The S-LINK team has taken up the responsibility for the recommendation that an S-LINK mezzanine card using 2.5 Gbps components and requiring only two fibres per Readout Link be designed.
On the web page of the ROD Working Group you can find a link to the Read-out Link section which contains hints and tips for ROD designers.
26 March 2002. The LHCb RICH detector uses the GOL serialiser chip developed by the CERN MIC group as data transmitter. Currently the data from this chip will be read out over a modified ODIN LDC as that one contains all that is needed to receive the G-LINK compatible data. Gillian Damerell, who formerly was at CERN and had developed specific ATLAS code for the SLIDAS data generator, is modifying the ODIN Altera firmware to make it work with the data sent by the RICH detector. John Bibby from the University of Oxford is leading this effort.
|5 February 2002. The 32-bit S-LINK to 64-bit PCI
interface (S32PCI64) designed by Wieslaw Iwanski from the Polish Institute for Nuclear
Physics can move data from a 32-bit S-LINK Link Destination Card to any 32-bit or 64-bit
PCI bus that runs at 33 MHz. It is a high-speed follow up of the Simple S-LINK to PCI interface.
The S32PCI64 will have a lower PCI-bus utilization and needs much less host processor control. The source code of the Linux user library for this interface is only 10 KByte in size, showing that the interface is easy to program. Three prototypes have been built. Transfer rates to host memory of over 150 MB/s with one interface and 300 MB/s with two interfaces on a single 64-bit/66MHz PCI bus segment have been shown. The required software overhead per block transfer is only in the order of 2.5 us. The company Nowoczesna Elektronika manufactures and sells the S32PCI64.

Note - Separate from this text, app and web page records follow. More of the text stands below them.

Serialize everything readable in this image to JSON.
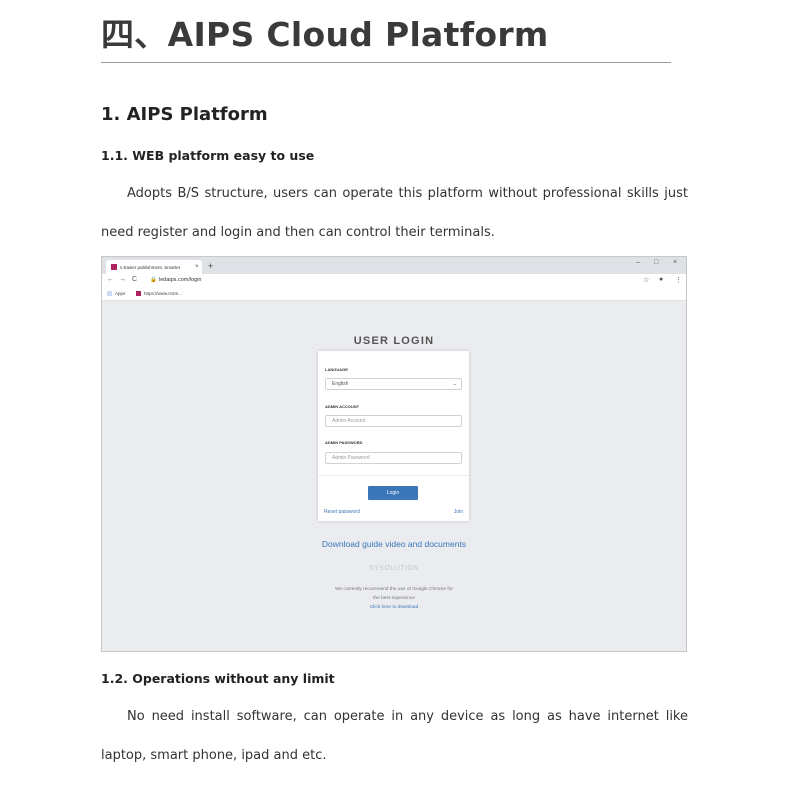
{
  "doc": {
    "main_heading": "四、AIPS Cloud Platform",
    "section1_heading": "1. AIPS Platform",
    "sub1_heading": "1.1.  WEB platform easy to use",
    "para1": "Adopts B/S structure, users can operate this platform without professional skills just need register and login and then can control their terminals.",
    "sub2_heading": "1.2.  Operations without any limit",
    "para2": "No need install software, can operate in any device as long as have internet like laptop, smart phone, ipad and etc."
  },
  "browser": {
    "tab_title": "s Easier publishment, Smarter",
    "tab_close": "×",
    "new_tab": "+",
    "win_min": "–",
    "win_max": "□",
    "win_close": "×",
    "nav_back": "←",
    "nav_forward": "→",
    "nav_reload": "C",
    "url": "ledaips.com/login",
    "star": "☆",
    "account": "●",
    "menu": "⋮",
    "bookmarks": [
      {
        "label": "Apps"
      },
      {
        "label": "https://www.m2m..."
      }
    ]
  },
  "login": {
    "title": "USER   LOGIN",
    "language_label": "LANGUAGE",
    "language_value": "English",
    "account_label": "ADMIN   ACCOUNT",
    "account_placeholder": "Admin   Account",
    "password_label": "ADMIN   PASSWORD",
    "password_placeholder": "Admin   Password",
    "login_button": "Login",
    "reset_link": "Reset   password",
    "join_link": "Join",
    "download_link": "Download guide video and documents",
    "brand": "SYSOLUTION",
    "recommend_line1": "We currently recommend the use of Google Chrome for",
    "recommend_line2": "the best experience",
    "recommend_link": "Click here to download"
  }
}
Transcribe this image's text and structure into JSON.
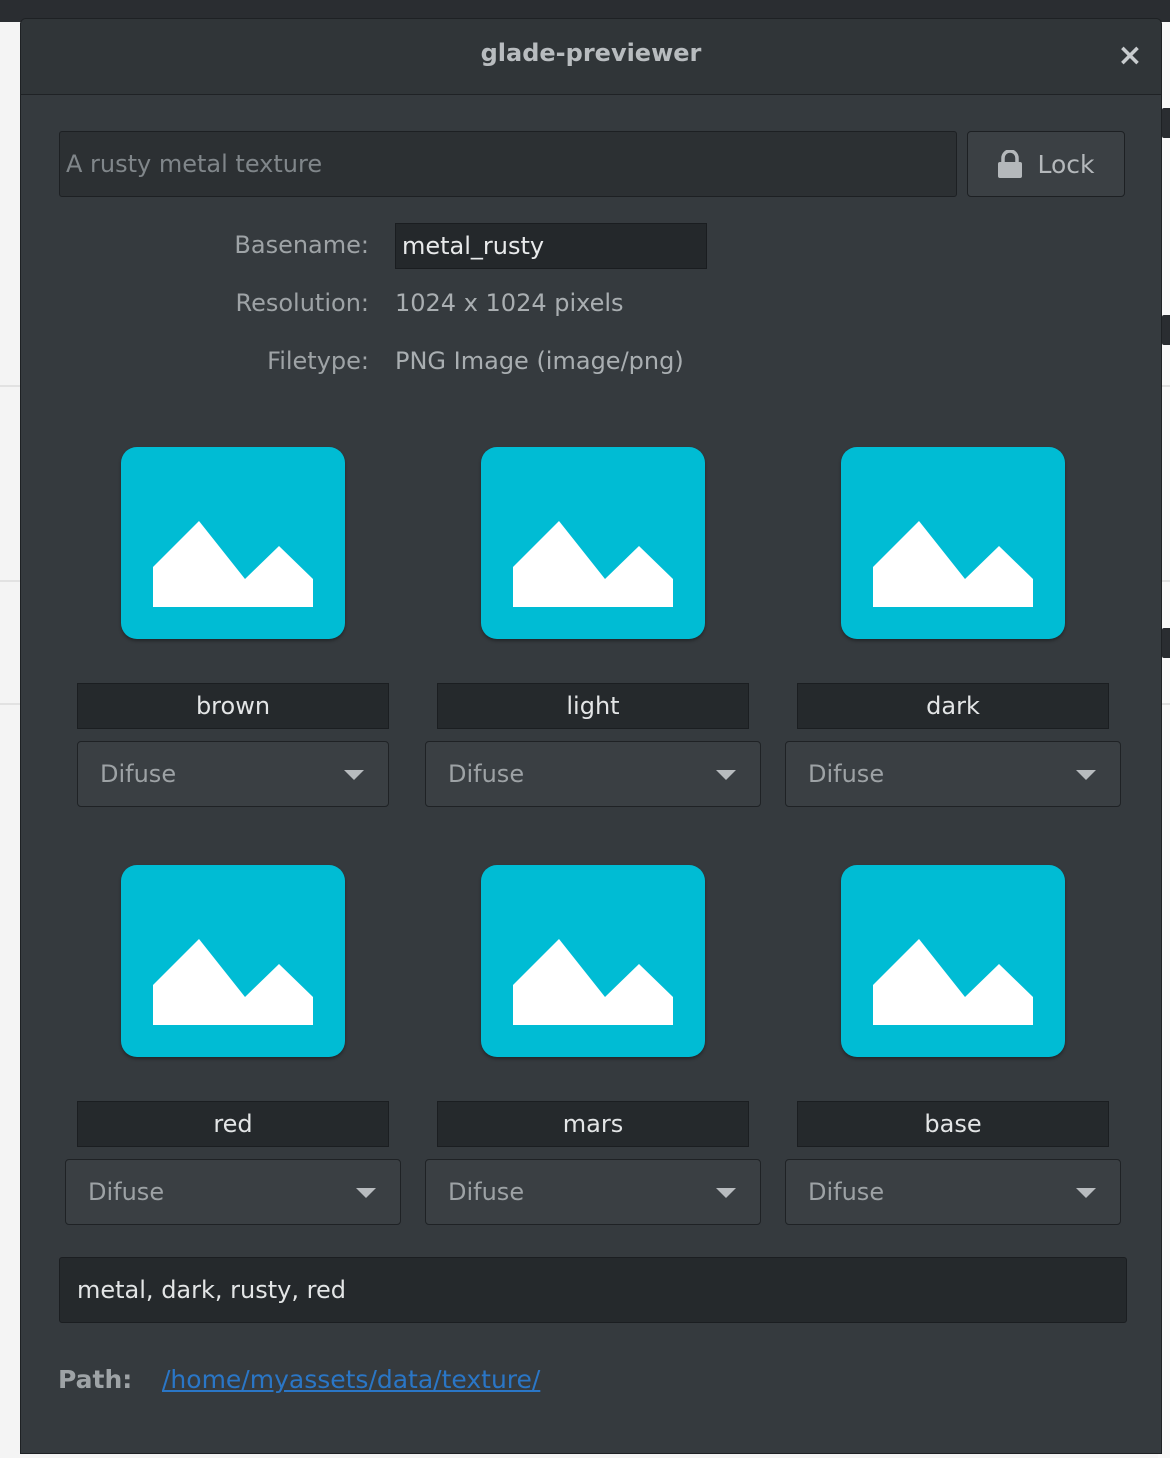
{
  "window": {
    "title": "glade-previewer",
    "close_glyph": "×"
  },
  "header": {
    "description_placeholder": "A rusty metal texture",
    "lock_label": "Lock"
  },
  "info": {
    "basename_label": "Basename:",
    "basename_value": "metal_rusty",
    "resolution_label": "Resolution:",
    "resolution_value": "1024 x 1024 pixels",
    "filetype_label": "Filetype:",
    "filetype_value": "PNG Image (image/png)"
  },
  "variants": [
    {
      "name": "brown",
      "channel": "Difuse"
    },
    {
      "name": "light",
      "channel": "Difuse"
    },
    {
      "name": "dark",
      "channel": "Difuse"
    },
    {
      "name": "red",
      "channel": "Difuse"
    },
    {
      "name": "mars",
      "channel": "Difuse"
    },
    {
      "name": "base",
      "channel": "Difuse"
    }
  ],
  "tags": {
    "value": "metal, dark, rusty, red"
  },
  "path": {
    "label": "Path:",
    "value": "/home/myassets/data/texture/"
  },
  "colors": {
    "accent_thumbnail": "#00bcd4",
    "link": "#2a76c6",
    "dialog_bg": "#353a3e"
  }
}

Note: the S32PCI64 only works in 3.3 Volt PCI slots and is only able to accept 3.3 Volt Link Destination Cards.
CERN - High Speed Interconnect - S-LINK
Erik van der Bij - 20 June 2002